Task details >>
Return all of the records below verbatim.
________________________
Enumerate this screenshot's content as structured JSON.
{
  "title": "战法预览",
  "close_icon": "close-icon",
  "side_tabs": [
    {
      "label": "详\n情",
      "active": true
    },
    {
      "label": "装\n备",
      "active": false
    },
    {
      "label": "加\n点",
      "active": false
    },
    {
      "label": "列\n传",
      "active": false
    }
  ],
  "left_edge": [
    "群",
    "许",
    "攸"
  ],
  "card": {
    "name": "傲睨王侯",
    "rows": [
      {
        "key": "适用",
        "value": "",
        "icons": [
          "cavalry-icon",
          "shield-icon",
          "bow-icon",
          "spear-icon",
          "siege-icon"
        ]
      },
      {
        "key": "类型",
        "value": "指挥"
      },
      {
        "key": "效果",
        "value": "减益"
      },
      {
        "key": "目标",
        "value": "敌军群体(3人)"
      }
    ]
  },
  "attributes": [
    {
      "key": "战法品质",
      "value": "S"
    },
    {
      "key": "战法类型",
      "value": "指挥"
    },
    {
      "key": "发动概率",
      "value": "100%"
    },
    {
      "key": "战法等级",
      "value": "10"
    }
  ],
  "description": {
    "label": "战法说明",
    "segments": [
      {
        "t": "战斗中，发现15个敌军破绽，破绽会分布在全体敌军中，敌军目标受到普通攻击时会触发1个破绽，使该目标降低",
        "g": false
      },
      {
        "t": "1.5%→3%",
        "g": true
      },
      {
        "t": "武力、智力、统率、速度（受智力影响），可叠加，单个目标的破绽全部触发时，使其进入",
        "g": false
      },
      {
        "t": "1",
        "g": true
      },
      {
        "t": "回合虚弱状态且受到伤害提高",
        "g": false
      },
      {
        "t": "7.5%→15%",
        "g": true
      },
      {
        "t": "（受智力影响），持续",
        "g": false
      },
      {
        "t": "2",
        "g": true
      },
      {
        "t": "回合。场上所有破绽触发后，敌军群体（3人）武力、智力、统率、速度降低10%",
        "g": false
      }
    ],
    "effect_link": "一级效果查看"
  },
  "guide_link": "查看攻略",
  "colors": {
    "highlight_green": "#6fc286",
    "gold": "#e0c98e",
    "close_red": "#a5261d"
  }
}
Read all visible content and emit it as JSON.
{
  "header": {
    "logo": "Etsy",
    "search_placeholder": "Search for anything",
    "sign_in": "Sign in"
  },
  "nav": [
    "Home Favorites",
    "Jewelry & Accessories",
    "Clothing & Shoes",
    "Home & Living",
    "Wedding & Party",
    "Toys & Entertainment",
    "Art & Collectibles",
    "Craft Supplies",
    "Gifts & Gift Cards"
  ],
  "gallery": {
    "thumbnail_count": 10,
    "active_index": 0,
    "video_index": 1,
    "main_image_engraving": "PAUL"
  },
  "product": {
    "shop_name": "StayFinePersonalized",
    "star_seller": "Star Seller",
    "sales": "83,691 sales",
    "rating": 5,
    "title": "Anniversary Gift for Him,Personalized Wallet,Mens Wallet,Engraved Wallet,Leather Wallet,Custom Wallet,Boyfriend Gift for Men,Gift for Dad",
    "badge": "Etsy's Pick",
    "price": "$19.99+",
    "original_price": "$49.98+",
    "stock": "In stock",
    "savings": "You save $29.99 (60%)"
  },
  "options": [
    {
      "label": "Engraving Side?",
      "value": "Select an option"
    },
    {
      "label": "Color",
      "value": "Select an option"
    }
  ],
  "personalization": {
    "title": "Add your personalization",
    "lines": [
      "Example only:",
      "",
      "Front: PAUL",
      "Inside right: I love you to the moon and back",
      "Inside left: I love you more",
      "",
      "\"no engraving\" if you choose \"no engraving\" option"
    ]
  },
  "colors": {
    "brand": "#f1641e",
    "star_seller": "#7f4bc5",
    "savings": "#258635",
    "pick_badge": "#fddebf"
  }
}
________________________
Output of the exercise >>
Enumerate this screenshot's content as structured JSON.
{
  "title": "战法预览",
  "close_icon": "close-icon",
  "side_tabs": [
    {
      "label": "详\n情",
      "active": true
    },
    {
      "label": "装\n备",
      "active": false
    },
    {
      "label": "加\n点",
      "active": false
    },
    {
      "label": "列\n传",
      "active": false
    }
  ],
  "left_edge": [
    "群",
    "许",
    "攸"
  ],
  "card": {
    "name": "傲睨王侯",
    "rows": [
      {
        "key": "适用",
        "value": "",
        "icons": [
          "cavalry-icon",
          "shield-icon",
          "bow-icon",
          "spear-icon",
          "siege-icon"
        ]
      },
      {
        "key": "类型",
        "value": "指挥"
      },
      {
        "key": "效果",
        "value": "减益"
      },
      {
        "key": "目标",
        "value": "敌军群体(3人)"
      }
    ]
  },
  "attributes": [
    {
      "key": "战法品质",
      "value": "S"
    },
    {
      "key": "战法类型",
      "value": "指挥"
    },
    {
      "key": "发动概率",
      "value": "100%"
    },
    {
      "key": "战法等级",
      "value": "10"
    }
  ],
  "description": {
    "label": "战法说明",
    "segments": [
      {
        "t": "战斗中，发现15个敌军破绽，破绽会分布在全体敌军中，敌军目标受到普通攻击时会触发1个破绽，使该目标降低",
        "g": false
      },
      {
        "t": "1.5%→3%",
        "g": true
      },
      {
        "t": "武力、智力、统率、速度（受智力影响），可叠加，单个目标的破绽全部触发时，使其进入",
        "g": false
      },
      {
        "t": "1",
        "g": true
      },
      {
        "t": "回合虚弱状态且受到伤害提高",
        "g": false
      },
      {
        "t": "7.5%→15%",
        "g": true
      },
      {
        "t": "（受智力影响），持续",
        "g": false
      },
      {
        "t": "2",
        "g": true
      },
      {
        "t": "回合。场上所有破绽触发后，敌军群体（3人）武力、智力、统率、速度降低10%",
        "g": false
      }
    ],
    "effect_link": "一级效果查看"
  },
  "guide_link": "查看攻略",
  "colors": {
    "highlight_green": "#6fc286",
    "gold": "#e0c98e",
    "close_red": "#a5261d"
  }
}
Read all visible content and emit it as JSON.
{
  "header": {
    "logo": "Etsy",
    "search_placeholder": "Search for anything",
    "sign_in": "Sign in"
  },
  "nav": [
    "Home Favorites",
    "Jewelry & Accessories",
    "Clothing & Shoes",
    "Home & Living",
    "Wedding & Party",
    "Toys & Entertainment",
    "Art & Collectibles",
    "Craft Supplies",
    "Gifts & Gift Cards"
  ],
  "gallery": {
    "thumbnail_count": 10,
    "active_index": 0,
    "video_index": 1,
    "main_image_engraving": "PAUL"
  },
  "product": {
    "shop_name": "StayFinePersonalized",
    "star_seller": "Star Seller",
    "sales": "83,691 sales",
    "rating": 5,
    "title": "Anniversary Gift for Him,Personalized Wallet,Mens Wallet,Engraved Wallet,Leather Wallet,Custom Wallet,Boyfriend Gift for Men,Gift for Dad",
    "badge": "Etsy's Pick",
    "price": "$19.99+",
    "original_price": "$49.98+",
    "stock": "In stock",
    "savings": "You save $29.99 (60%)"
  },
  "options": [
    {
      "label": "Engraving Side?",
      "value": "Select an option"
    },
    {
      "label": "Color",
      "value": "Select an option"
    }
  ],
  "personalization": {
    "title": "Add your personalization",
    "lines": [
      "Example only:",
      "",
      "Front: PAUL",
      "Inside right: I love you to the moon and back",
      "Inside left: I love you more",
      "",
      "\"no engraving\" if you choose \"no engraving\" option"
    ]
  },
  "colors": {
    "brand": "#f1641e",
    "star_seller": "#7f4bc5",
    "savings": "#258635",
    "pick_badge": "#fddebf"
  }
}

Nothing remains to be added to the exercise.